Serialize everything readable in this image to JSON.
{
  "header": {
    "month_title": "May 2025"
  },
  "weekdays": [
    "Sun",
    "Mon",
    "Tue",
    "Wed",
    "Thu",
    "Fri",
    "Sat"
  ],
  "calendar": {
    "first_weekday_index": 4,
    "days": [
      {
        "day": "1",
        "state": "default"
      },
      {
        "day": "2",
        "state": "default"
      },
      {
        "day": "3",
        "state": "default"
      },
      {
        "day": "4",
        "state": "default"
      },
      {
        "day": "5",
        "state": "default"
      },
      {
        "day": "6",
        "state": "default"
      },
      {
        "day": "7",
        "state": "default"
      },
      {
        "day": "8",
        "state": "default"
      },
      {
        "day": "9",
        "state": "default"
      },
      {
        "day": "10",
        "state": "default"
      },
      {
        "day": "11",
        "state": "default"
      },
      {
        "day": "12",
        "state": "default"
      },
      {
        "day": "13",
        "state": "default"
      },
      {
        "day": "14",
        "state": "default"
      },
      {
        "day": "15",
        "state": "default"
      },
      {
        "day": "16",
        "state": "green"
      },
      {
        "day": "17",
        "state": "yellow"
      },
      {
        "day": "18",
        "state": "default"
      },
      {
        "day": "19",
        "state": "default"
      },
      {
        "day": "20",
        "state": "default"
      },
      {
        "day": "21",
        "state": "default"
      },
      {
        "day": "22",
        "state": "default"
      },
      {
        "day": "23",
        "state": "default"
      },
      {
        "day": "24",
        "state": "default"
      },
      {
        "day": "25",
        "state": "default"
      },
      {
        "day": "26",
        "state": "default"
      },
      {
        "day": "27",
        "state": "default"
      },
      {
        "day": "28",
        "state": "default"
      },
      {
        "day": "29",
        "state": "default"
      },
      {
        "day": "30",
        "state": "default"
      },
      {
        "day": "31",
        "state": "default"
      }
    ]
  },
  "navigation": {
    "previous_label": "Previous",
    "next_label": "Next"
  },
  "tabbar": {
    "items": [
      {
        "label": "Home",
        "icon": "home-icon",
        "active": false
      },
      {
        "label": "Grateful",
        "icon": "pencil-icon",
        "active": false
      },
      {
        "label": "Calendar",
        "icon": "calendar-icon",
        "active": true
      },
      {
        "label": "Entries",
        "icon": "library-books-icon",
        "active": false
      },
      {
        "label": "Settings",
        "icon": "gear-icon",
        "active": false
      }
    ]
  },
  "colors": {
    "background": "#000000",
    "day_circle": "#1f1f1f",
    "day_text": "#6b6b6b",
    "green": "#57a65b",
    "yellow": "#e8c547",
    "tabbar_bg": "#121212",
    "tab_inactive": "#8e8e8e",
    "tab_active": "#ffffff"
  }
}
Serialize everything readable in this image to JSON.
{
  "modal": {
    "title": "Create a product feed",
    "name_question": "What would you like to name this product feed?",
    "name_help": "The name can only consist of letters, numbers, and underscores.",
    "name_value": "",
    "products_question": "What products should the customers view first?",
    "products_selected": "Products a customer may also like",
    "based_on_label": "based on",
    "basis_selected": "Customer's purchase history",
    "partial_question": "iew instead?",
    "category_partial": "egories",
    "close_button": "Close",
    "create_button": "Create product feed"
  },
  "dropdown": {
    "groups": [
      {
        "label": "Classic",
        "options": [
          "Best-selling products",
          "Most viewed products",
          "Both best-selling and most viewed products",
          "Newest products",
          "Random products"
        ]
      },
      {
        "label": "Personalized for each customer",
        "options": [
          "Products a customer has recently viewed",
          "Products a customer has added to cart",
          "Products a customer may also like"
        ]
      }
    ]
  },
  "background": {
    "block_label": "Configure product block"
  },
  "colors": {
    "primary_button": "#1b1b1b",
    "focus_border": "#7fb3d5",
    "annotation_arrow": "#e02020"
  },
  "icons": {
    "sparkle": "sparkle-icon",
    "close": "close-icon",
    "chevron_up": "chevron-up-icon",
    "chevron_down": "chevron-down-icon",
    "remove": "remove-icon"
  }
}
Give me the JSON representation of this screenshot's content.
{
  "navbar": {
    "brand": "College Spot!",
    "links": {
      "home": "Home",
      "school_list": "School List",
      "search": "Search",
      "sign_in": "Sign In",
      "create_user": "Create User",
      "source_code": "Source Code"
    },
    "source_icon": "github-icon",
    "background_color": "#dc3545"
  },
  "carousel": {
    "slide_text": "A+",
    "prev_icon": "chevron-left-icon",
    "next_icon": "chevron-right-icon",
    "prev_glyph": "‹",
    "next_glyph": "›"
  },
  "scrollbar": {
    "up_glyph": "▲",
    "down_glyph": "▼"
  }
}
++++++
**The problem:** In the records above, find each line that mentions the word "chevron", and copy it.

**Expected output:**
    "chevron_up": "chevron-up-icon",
    "chevron_down": "chevron-down-icon",
    "prev_icon": "chevron-left-icon",
    "next_icon": "chevron-right-icon",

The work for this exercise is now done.